What Marie doesn’t suspect, however, is that I’ve just left my body and I’m surfing the astral plane tethered to my physical being by a silken cord. I’m soaring over the clouds like the Silver Surfer, faster than light, faster than thought, and I’m arriving unseen into the living room of my parent’s house in South Devon just in time to witness my father frantically dialling 1471 in order to establish the identity of the person who has just hung up on him. He looks a little older, obviously, his hair has turned white, and I can’t say I care much for the dressing gown he’s wearing. Curiously, however, the living room is exactly as I remember it from the last time I was here: even the wallpaper has the same drab pattern. Now, as my father dials my telephone number, I’m quickly making the return journey: sailing on dazzling waves of colours and heat, re-entering my body, settling once more into the physical, making it back just in time to catch the first ring of his call. I bet you didn’t know I could do that, did you?
I pick up the telephone: “What did you do that for?” says the voice of my mother. “He was sleeping and you woke him up.”

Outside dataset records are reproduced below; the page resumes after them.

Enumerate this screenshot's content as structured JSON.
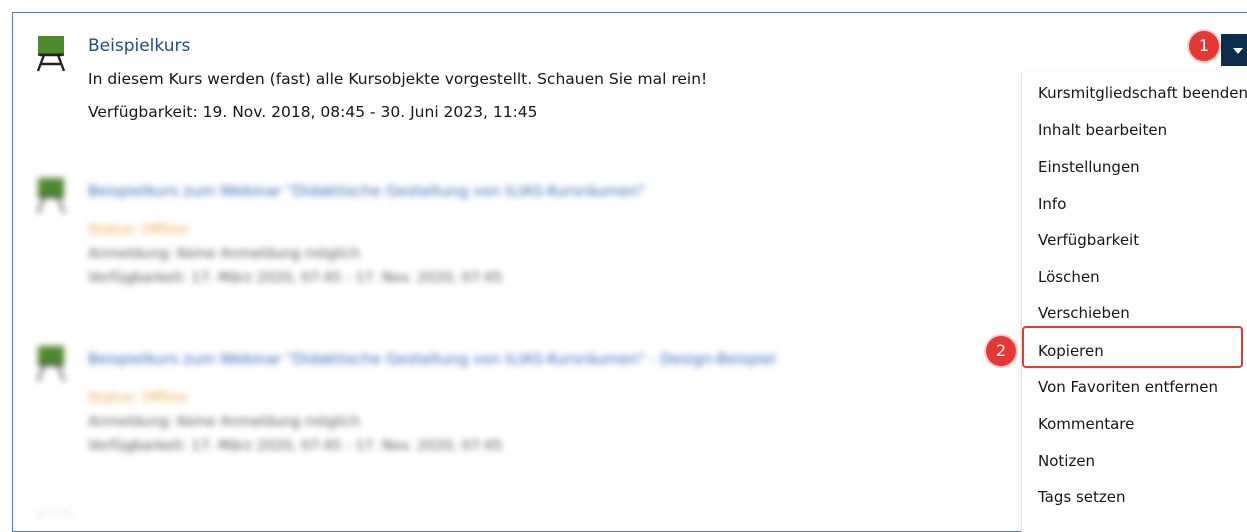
{
  "course": {
    "title": "Beispielkurs",
    "description": "In diesem Kurs werden (fast) alle Kursobjekte vorgestellt. Schauen Sie mal rein!",
    "availability": "Verfügbarkeit: 19. Nov. 2018, 08:45 - 30. Juni 2023, 11:45"
  },
  "blurred_items": [
    {
      "title": "Beispielkurs zum Webinar \"Didaktische Gestaltung von ILIAS-Kursräumen\"",
      "status": "Status: Offline",
      "registration": "Anmeldung: Keine Anmeldung möglich",
      "availability": "Verfügbarkeit: 17. März 2020, 07:45 - 17. Nov. 2020, 07:45"
    },
    {
      "title": "Beispielkurs zum Webinar \"Didaktische Gestaltung von ILIAS-Kursräumen\" - Design-Beispiel",
      "status": "Status: Offline",
      "registration": "Anmeldung: Keine Anmeldung möglich",
      "availability": "Verfügbarkeit: 17. März 2020, 07:45 - 17. Nov. 2020, 07:45"
    }
  ],
  "actions_menu": {
    "items": [
      "Kursmitgliedschaft beenden",
      "Inhalt bearbeiten",
      "Einstellungen",
      "Info",
      "Verfügbarkeit",
      "Löschen",
      "Verschieben",
      "Kopieren",
      "Von Favoriten entfernen",
      "Kommentare",
      "Notizen",
      "Tags setzen"
    ],
    "highlighted_item": "Kopieren"
  },
  "step_badges": [
    "1",
    "2"
  ],
  "colors": {
    "link": "#1a4f86",
    "toggle": "#0d2d4d",
    "badge": "#e53835",
    "frame": "#4a78c6",
    "offline_status": "#f0a64a"
  },
  "icons": {
    "course": "course-board-icon",
    "toggle": "caret-down-icon"
  }
}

“Do what?” I reply, which, even by my standards, is a pretty lame type of response.
“I just called 1471,” she says.
“Oh,” I mumble, my head thumping. “I must have misdialled.” From beside me Marie lets out an audible hiss of exasperation, then she snatches the phone from my grasp.
“Susan, it’s Marie,” she says brusquely. “John called you because he wants to try and sort out this mess.”
Since when were my mother and Marie on first-name terms?
“Yeah… I’m really sorry about that – you know what he’s like,” she continues.
No. No. No. My mother does not know what I’m like. I haven’t seen the fucking woman in twenty fucking years.
“Yeah… I’ve been trying to talk some sense into him,”
To paraphrase the immortal words of Graham Taylor: do I not like this. “Hel-lo… I am actually here, you know,” I say, waving my arms about like an idiot.
“Yes, he can be stubborn,” says Marie, managing to look over at me and ignore me at the same time. “Hmm, is that right? … how’s he feeling by the way?”
Hmm, is that right? Hmm, is that right? What’s that supposed to mean? ‘Have you heard that the cost of butter has gone down 12p in price? …Hmm, is that right?’. ‘Have you heard that Margate has been invaded by creatures from Jupiter? … Hmm, is that right?’. ‘Do you know that water in Australian plug-holes flows in the opposite direction to the water in our plug-holes? … Hmm, is that right?’. What’s that supposed to mean?
“Hel-lo,” I say again, putting an imaginary megaphone to my lips.
“Oh, that’s just awful – Susan, I can’t tell you how sorry I am.”
“Hel-lo – are you receiving me?”
Marie covers the mouthpiece with her hand and tells me to shut up. “Look I’m going to put him on again,” she says, turning her attention back to my mother. “Let’s hope he’s mature enough to hold an adult conversation.” She places a special kind of emphasis on the words ‘adult’ in a way that is really impossible to describe here.
My head is ringing. My throat is dry. My brain feels like its been put in a liquidizer, and now I’m really pissed off… unbelievably pissed off. I’m seeing crimson, orange… blinding flashes of magenta. I yank the telephone away from Marie, literally wrench it from her hand with such venom that she involuntarily backs away from me. Now I’m almost shouting into the receiver.
“How dare you!” I yell. “How fucking dare you!”
My mother attempts to says something but I instantly silence her. “How dare you involve Marie in all this? She knows nothing about it at, she’s got nothing to do with it! And how dare you start comparing me with that bastard if that’s what you were doing! Now listen to me… listen good: stop fucking calling me! Got it: stop calling me. If you do it again I’m going to get our fucking number changed. Stop calling me, do you hear? Stop calling me!”
I slam the phone down, trembling with rage.
“You called her,” says Marie, staring to cry.